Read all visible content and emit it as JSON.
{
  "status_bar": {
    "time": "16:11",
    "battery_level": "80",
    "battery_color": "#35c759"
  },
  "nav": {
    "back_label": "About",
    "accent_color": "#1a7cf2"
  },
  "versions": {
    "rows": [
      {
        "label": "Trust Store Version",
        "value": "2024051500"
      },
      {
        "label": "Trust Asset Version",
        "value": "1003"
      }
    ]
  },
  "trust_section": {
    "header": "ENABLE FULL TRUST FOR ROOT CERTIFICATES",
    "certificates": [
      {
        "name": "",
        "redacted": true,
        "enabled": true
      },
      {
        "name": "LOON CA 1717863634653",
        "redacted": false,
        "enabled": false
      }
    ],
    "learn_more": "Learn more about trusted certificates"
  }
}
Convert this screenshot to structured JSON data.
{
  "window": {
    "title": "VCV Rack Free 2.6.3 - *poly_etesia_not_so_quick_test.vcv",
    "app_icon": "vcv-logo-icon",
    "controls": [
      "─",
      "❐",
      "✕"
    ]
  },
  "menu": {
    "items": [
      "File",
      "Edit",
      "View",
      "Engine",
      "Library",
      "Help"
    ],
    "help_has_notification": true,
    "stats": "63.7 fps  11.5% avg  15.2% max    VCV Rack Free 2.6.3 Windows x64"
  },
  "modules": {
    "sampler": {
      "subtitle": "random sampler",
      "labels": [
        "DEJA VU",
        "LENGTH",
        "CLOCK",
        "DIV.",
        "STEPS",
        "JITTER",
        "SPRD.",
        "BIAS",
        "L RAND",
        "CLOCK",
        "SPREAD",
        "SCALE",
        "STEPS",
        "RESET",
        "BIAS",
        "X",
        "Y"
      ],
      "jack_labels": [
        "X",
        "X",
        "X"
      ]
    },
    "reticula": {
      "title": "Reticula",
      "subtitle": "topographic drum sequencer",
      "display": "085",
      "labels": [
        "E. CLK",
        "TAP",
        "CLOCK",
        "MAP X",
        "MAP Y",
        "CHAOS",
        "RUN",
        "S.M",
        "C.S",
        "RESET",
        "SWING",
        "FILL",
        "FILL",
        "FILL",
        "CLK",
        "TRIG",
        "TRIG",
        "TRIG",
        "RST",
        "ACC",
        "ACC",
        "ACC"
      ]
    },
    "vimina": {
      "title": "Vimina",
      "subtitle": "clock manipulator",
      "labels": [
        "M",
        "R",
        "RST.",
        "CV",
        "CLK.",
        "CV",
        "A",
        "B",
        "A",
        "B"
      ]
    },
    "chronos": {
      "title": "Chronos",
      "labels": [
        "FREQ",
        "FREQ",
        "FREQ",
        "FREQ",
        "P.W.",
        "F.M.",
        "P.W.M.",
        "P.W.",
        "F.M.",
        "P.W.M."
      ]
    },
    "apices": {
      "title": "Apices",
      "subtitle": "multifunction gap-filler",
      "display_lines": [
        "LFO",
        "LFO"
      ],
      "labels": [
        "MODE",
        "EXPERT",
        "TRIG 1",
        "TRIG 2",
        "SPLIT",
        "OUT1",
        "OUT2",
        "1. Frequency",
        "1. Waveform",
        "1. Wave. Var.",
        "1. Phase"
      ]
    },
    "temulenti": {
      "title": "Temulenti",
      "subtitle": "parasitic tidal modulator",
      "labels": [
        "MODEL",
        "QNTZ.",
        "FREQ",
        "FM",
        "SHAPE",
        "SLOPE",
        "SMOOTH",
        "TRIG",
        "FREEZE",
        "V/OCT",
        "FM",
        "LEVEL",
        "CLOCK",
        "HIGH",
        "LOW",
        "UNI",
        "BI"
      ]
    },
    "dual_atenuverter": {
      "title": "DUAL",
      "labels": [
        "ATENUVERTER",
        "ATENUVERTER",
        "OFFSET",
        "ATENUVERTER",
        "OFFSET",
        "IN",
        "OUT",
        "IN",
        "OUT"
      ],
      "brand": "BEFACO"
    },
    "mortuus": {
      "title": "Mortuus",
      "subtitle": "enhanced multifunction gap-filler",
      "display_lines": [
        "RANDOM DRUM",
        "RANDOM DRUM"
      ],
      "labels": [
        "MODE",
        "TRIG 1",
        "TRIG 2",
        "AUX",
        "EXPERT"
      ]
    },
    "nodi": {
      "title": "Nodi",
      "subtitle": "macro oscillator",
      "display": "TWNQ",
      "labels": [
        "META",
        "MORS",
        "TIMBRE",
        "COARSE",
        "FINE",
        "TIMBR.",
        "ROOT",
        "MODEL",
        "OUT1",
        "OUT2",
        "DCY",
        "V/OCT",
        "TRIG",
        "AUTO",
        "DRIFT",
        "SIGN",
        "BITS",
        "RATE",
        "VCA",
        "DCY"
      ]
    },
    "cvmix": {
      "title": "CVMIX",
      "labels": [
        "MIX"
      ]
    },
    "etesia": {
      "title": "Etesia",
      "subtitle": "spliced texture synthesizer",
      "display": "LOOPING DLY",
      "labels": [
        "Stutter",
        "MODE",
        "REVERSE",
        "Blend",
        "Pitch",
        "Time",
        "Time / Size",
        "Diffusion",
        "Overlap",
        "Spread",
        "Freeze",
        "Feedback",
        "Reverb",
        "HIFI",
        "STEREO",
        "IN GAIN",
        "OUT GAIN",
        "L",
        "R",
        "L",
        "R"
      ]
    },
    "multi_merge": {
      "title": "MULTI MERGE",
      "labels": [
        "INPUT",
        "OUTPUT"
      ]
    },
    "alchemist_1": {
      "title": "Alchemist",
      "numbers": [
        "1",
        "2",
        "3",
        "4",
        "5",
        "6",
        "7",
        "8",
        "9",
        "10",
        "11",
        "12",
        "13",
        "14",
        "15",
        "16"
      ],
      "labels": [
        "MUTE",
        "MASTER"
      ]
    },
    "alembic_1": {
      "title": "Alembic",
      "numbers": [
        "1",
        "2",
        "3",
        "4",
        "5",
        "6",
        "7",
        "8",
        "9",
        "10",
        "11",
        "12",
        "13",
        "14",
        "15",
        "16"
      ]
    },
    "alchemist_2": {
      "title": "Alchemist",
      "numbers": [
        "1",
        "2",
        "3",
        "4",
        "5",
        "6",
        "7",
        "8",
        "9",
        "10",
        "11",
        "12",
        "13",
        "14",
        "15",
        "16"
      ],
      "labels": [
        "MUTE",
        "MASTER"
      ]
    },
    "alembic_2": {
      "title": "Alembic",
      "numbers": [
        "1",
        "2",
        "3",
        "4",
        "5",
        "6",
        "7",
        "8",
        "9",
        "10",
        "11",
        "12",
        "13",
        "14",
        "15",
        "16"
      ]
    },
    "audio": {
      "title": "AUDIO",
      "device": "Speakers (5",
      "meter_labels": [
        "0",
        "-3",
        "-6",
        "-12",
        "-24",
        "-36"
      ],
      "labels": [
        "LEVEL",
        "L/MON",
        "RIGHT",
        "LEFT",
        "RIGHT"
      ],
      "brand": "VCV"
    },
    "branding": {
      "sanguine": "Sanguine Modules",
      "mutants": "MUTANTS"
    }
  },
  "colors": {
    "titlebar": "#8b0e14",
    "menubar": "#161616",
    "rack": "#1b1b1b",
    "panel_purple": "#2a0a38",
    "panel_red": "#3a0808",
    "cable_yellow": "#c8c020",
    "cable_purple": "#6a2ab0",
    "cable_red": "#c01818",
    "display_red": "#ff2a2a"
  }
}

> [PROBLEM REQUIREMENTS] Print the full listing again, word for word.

> [RESULT FOR THIS EXERCISE]
Read all visible content and emit it as JSON.
{
  "status_bar": {
    "time": "16:11",
    "battery_level": "80",
    "battery_color": "#35c759"
  },
  "nav": {
    "back_label": "About",
    "accent_color": "#1a7cf2"
  },
  "versions": {
    "rows": [
      {
        "label": "Trust Store Version",
        "value": "2024051500"
      },
      {
        "label": "Trust Asset Version",
        "value": "1003"
      }
    ]
  },
  "trust_section": {
    "header": "ENABLE FULL TRUST FOR ROOT CERTIFICATES",
    "certificates": [
      {
        "name": "",
        "redacted": true,
        "enabled": true
      },
      {
        "name": "LOON CA 1717863634653",
        "redacted": false,
        "enabled": false
      }
    ],
    "learn_more": "Learn more about trusted certificates"
  }
}
Convert this screenshot to structured JSON data.
{
  "window": {
    "title": "VCV Rack Free 2.6.3 - *poly_etesia_not_so_quick_test.vcv",
    "app_icon": "vcv-logo-icon",
    "controls": [
      "─",
      "❐",
      "✕"
    ]
  },
  "menu": {
    "items": [
      "File",
      "Edit",
      "View",
      "Engine",
      "Library",
      "Help"
    ],
    "help_has_notification": true,
    "stats": "63.7 fps  11.5% avg  15.2% max    VCV Rack Free 2.6.3 Windows x64"
  },
  "modules": {
    "sampler": {
      "subtitle": "random sampler",
      "labels": [
        "DEJA VU",
        "LENGTH",
        "CLOCK",
        "DIV.",
        "STEPS",
        "JITTER",
        "SPRD.",
        "BIAS",
        "L RAND",
        "CLOCK",
        "SPREAD",
        "SCALE",
        "STEPS",
        "RESET",
        "BIAS",
        "X",
        "Y"
      ],
      "jack_labels": [
        "X",
        "X",
        "X"
      ]
    },
    "reticula": {
      "title": "Reticula",
      "subtitle": "topographic drum sequencer",
      "display": "085",
      "labels": [
        "E. CLK",
        "TAP",
        "CLOCK",
        "MAP X",
        "MAP Y",
        "CHAOS",
        "RUN",
        "S.M",
        "C.S",
        "RESET",
        "SWING",
        "FILL",
        "FILL",
        "FILL",
        "CLK",
        "TRIG",
        "TRIG",
        "TRIG",
        "RST",
        "ACC",
        "ACC",
        "ACC"
      ]
    },
    "vimina": {
      "title": "Vimina",
      "subtitle": "clock manipulator",
      "labels": [
        "M",
        "R",
        "RST.",
        "CV",
        "CLK.",
        "CV",
        "A",
        "B",
        "A",
        "B"
      ]
    },
    "chronos": {
      "title": "Chronos",
      "labels": [
        "FREQ",
        "FREQ",
        "FREQ",
        "FREQ",
        "P.W.",
        "F.M.",
        "P.W.M.",
        "P.W.",
        "F.M.",
        "P.W.M."
      ]
    },
    "apices": {
      "title": "Apices",
      "subtitle": "multifunction gap-filler",
      "display_lines": [
        "LFO",
        "LFO"
      ],
      "labels": [
        "MODE",
        "EXPERT",
        "TRIG 1",
        "TRIG 2",
        "SPLIT",
        "OUT1",
        "OUT2",
        "1. Frequency",
        "1. Waveform",
        "1. Wave. Var.",
        "1. Phase"
      ]
    },
    "temulenti": {
      "title": "Temulenti",
      "subtitle": "parasitic tidal modulator",
      "labels": [
        "MODEL",
        "QNTZ.",
        "FREQ",
        "FM",
        "SHAPE",
        "SLOPE",
        "SMOOTH",
        "TRIG",
        "FREEZE",
        "V/OCT",
        "FM",
        "LEVEL",
        "CLOCK",
        "HIGH",
        "LOW",
        "UNI",
        "BI"
      ]
    },
    "dual_atenuverter": {
      "title": "DUAL",
      "labels": [
        "ATENUVERTER",
        "ATENUVERTER",
        "OFFSET",
        "ATENUVERTER",
        "OFFSET",
        "IN",
        "OUT",
        "IN",
        "OUT"
      ],
      "brand": "BEFACO"
    },
    "mortuus": {
      "title": "Mortuus",
      "subtitle": "enhanced multifunction gap-filler",
      "display_lines": [
        "RANDOM DRUM",
        "RANDOM DRUM"
      ],
      "labels": [
        "MODE",
        "TRIG 1",
        "TRIG 2",
        "AUX",
        "EXPERT"
      ]
    },
    "nodi": {
      "title": "Nodi",
      "subtitle": "macro oscillator",
      "display": "TWNQ",
      "labels": [
        "META",
        "MORS",
        "TIMBRE",
        "COARSE",
        "FINE",
        "TIMBR.",
        "ROOT",
        "MODEL",
        "OUT1",
        "OUT2",
        "DCY",
        "V/OCT",
        "TRIG",
        "AUTO",
        "DRIFT",
        "SIGN",
        "BITS",
        "RATE",
        "VCA",
        "DCY"
      ]
    },
    "cvmix": {
      "title": "CVMIX",
      "labels": [
        "MIX"
      ]
    },
    "etesia": {
      "title": "Etesia",
      "subtitle": "spliced texture synthesizer",
      "display": "LOOPING DLY",
      "labels": [
        "Stutter",
        "MODE",
        "REVERSE",
        "Blend",
        "Pitch",
        "Time",
        "Time / Size",
        "Diffusion",
        "Overlap",
        "Spread",
        "Freeze",
        "Feedback",
        "Reverb",
        "HIFI",
        "STEREO",
        "IN GAIN",
        "OUT GAIN",
        "L",
        "R",
        "L",
        "R"
      ]
    },
    "multi_merge": {
      "title": "MULTI MERGE",
      "labels": [
        "INPUT",
        "OUTPUT"
      ]
    },
    "alchemist_1": {
      "title": "Alchemist",
      "numbers": [
        "1",
        "2",
        "3",
        "4",
        "5",
        "6",
        "7",
        "8",
        "9",
        "10",
        "11",
        "12",
        "13",
        "14",
        "15",
        "16"
      ],
      "labels": [
        "MUTE",
        "MASTER"
      ]
    },
    "alembic_1": {
      "title": "Alembic",
      "numbers": [
        "1",
        "2",
        "3",
        "4",
        "5",
        "6",
        "7",
        "8",
        "9",
        "10",
        "11",
        "12",
        "13",
        "14",
        "15",
        "16"
      ]
    },
    "alchemist_2": {
      "title": "Alchemist",
      "numbers": [
        "1",
        "2",
        "3",
        "4",
        "5",
        "6",
        "7",
        "8",
        "9",
        "10",
        "11",
        "12",
        "13",
        "14",
        "15",
        "16"
      ],
      "labels": [
        "MUTE",
        "MASTER"
      ]
    },
    "alembic_2": {
      "title": "Alembic",
      "numbers": [
        "1",
        "2",
        "3",
        "4",
        "5",
        "6",
        "7",
        "8",
        "9",
        "10",
        "11",
        "12",
        "13",
        "14",
        "15",
        "16"
      ]
    },
    "audio": {
      "title": "AUDIO",
      "device": "Speakers (5",
      "meter_labels": [
        "0",
        "-3",
        "-6",
        "-12",
        "-24",
        "-36"
      ],
      "labels": [
        "LEVEL",
        "L/MON",
        "RIGHT",
        "LEFT",
        "RIGHT"
      ],
      "brand": "VCV"
    },
    "branding": {
      "sanguine": "Sanguine Modules",
      "mutants": "MUTANTS"
    }
  },
  "colors": {
    "titlebar": "#8b0e14",
    "menubar": "#161616",
    "rack": "#1b1b1b",
    "panel_purple": "#2a0a38",
    "panel_red": "#3a0808",
    "cable_yellow": "#c8c020",
    "cable_purple": "#6a2ab0",
    "cable_red": "#c01818",
    "display_red": "#ff2a2a"
  }
}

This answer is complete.